King Louis heard the tale, but he believed it, they could do such a wonderful thing . He released and rewarded the men saying;
“I am at war with the English, not humanity”
A year later the light shone from the Eddystone rock.
Another true historical tale. In 1697 work was underway on the Eddystone light, the first lighthouse in the world built on an isolated sea rock. The workers were attacked by a French privateer exactly as described. The light first shone in 1698, this first lighthouse was destroyed by a storm, the next by fire, the third was removed as the rock below it was crumbling and the fourth shines today.
This is in response to Charlie Mills flash fiction challenge, in 99 words (no more, no less) write a story about sea mist. Hope you enjoy it.
All animals celebrate Christmas.

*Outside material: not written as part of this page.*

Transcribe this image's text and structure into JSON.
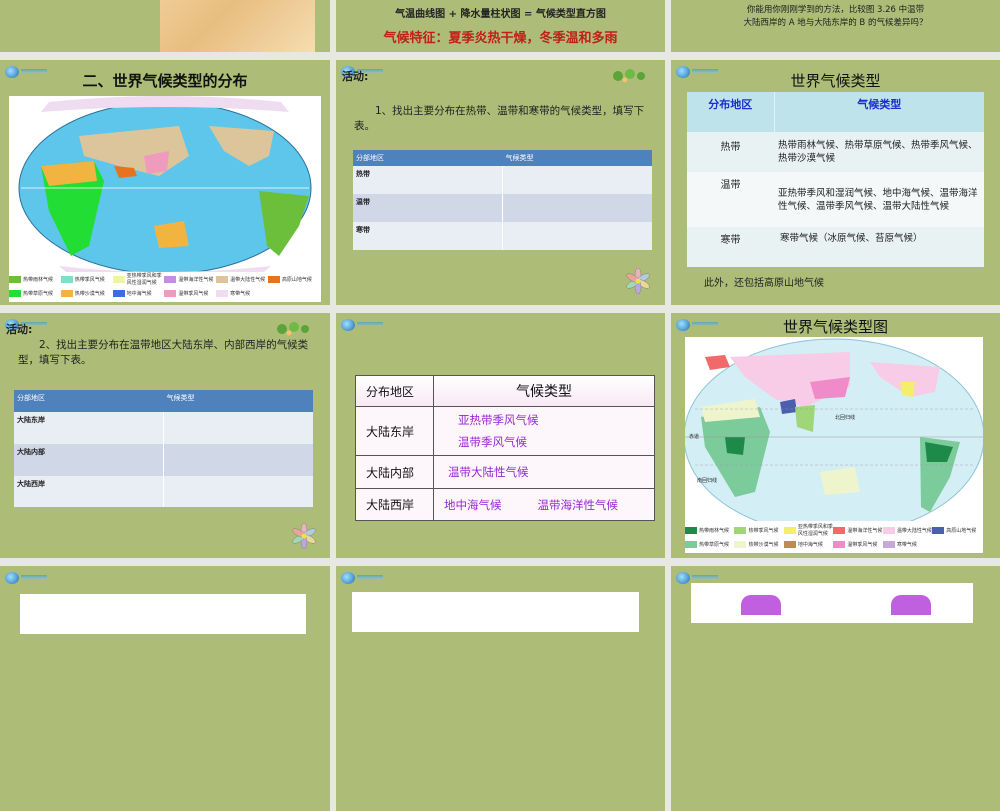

Bees sing the ‘Old Hundredth’ on Christmas Eve as the animals in the stables and cattle sheds kneel, remembering, in their own way, how they knelt at Bethlehem so long ago. Only occasionally, however, do the human and animal Christmases interact, but when they do the results can be amazing.
December 22nd 1818

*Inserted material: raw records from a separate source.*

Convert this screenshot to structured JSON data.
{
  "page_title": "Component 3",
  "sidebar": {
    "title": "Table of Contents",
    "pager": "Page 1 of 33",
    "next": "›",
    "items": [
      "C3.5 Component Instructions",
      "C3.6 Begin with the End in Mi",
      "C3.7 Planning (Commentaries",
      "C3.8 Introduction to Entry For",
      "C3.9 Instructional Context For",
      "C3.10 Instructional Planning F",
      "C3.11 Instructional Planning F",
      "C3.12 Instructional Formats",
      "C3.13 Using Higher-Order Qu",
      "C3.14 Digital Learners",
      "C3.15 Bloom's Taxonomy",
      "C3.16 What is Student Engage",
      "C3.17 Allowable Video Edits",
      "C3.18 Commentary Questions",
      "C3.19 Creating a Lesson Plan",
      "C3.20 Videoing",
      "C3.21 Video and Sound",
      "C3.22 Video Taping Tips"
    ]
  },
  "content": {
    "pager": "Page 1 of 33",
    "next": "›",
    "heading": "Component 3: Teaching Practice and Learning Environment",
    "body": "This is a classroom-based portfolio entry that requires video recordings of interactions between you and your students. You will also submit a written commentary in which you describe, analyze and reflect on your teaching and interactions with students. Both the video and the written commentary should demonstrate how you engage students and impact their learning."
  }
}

The older mice forced a way through the wet vegetation, the young mice and mothers and children followed as the floodwaters rose.
Up and up they climbed, across short cropped grass that gave no cover, they were thankful that the rain kept the hawks away. Then they saw it, a tall building, unlike the barns the humans built for them, but it felt safe.

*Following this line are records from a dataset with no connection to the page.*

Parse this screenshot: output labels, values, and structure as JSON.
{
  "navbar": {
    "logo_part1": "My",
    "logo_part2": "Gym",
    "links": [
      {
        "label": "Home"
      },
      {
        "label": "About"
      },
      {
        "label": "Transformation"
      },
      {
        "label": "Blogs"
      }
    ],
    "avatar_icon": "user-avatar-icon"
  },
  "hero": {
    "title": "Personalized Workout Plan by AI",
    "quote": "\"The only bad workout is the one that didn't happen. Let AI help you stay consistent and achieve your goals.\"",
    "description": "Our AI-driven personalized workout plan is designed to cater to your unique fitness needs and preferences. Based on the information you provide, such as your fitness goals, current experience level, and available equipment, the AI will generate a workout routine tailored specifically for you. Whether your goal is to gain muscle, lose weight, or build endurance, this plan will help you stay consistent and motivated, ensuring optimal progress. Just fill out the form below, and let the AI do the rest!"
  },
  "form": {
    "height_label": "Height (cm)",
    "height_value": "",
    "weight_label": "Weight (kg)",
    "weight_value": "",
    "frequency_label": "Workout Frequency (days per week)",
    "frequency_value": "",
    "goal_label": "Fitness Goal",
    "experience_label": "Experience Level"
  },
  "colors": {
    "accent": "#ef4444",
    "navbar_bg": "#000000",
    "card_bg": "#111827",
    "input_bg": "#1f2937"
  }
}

They crept in, under the door and discovered a perfect mouse home, a perfect mouse sanctuary.
It was a miracle, just before Christmas they had their home. There were plenty of places to nest, mothers settled their babies, children played, running up and down the ropes that had been placed there specially for them to climb, whilst the older mice looked around for food.
And they found it, wonderful food, thick tasty tallow on top of chewy leather.
“Something you can really get your teeth into.” Said one old mouse, as they feasted well into the night.
December 23rd 1818
“What are you planning for tomorrow?” The priest asked.
“I have it here.” The young organist patted the folder of music under his arm.
“I want to run through a couple of pieces before the choir come in, can you pump?”
“Of course.” Replied the priest. He stepped behind the organ and raised the handle, as he brought it down there was a terrible whistling noise. He stopped and the two men bent and examined the organ’s bellows.
All around the church noses poked out of holes, black eyes watched from behind curtains.
“Can it be repaired?”
“Yes, but not by me, or anyone in the village, and not in time for Christmas Eve.” The organist paused.
“The choir can sing some hymns unaccompanied, but there will be no music. For the first time in more than two hundred years there will be no music in the church at Christmas!”
The mice looked at each other in horror, they had heard what the humans said, had they really ruined the humans Christmas?
The men looked at each other in silence, in silence they stood, then the priest said.
“Perhaps there is a way, you play the guitar.”
“But it can’t accompany any of these.”
“No, but there is that poem I wrote, the Christmas one, you said you could set it to music.”
“In less than a day!”
“You had better start straight away then.”
The mice were subdued, and watched as the humans left the church in a hurry.
Christmas Eve 1818
There was a sense of anticipation in the air, something was happening, the mice could feel it. From the oldest mice, who could remember three or even four Christmases, to the youngsters. That afternoon the old tale was told, of the first mouse Christmas, and never had mice listened in greater reverence and wonder. They told of the mice, who played on the rafters in the stable, and brought the gift of laughter to the child in the manger.
Later the humans came, few at first to light the candles, then more and more, filling the pews. There was expectation amongst them too, as if the humans also knew that something very special was about to happen.
And then, the choir gathered at the front of the church, the organist sat and took his guitar. The mice and humans watched as he plucked a few notes. Then all, animal and human, listened for the first time to;